*** Begin section ***

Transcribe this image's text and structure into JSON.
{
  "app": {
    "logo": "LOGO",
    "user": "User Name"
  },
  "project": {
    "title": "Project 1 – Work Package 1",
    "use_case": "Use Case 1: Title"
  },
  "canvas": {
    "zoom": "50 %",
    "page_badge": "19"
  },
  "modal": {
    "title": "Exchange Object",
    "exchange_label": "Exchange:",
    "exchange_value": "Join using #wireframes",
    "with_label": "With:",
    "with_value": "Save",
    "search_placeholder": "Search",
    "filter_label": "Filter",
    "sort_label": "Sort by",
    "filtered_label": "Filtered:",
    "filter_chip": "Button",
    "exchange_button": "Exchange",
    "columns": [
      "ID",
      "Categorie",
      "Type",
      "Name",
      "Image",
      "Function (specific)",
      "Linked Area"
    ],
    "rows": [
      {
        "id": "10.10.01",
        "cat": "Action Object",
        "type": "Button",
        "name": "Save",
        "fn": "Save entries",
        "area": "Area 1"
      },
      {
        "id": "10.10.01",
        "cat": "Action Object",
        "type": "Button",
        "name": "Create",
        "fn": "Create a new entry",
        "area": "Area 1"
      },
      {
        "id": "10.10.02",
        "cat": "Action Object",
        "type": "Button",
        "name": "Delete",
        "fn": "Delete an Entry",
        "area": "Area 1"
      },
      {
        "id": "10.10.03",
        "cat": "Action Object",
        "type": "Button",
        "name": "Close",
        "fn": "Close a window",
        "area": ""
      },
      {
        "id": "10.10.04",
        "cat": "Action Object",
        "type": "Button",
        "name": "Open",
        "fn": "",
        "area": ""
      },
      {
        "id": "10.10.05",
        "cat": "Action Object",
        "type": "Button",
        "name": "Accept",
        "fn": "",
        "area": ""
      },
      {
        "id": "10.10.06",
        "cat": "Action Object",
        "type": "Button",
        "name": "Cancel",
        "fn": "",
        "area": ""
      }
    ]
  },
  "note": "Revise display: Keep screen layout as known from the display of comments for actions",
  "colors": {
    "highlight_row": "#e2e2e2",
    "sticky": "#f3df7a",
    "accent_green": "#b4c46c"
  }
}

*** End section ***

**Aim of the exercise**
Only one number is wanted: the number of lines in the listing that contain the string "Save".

**Exercise response**
3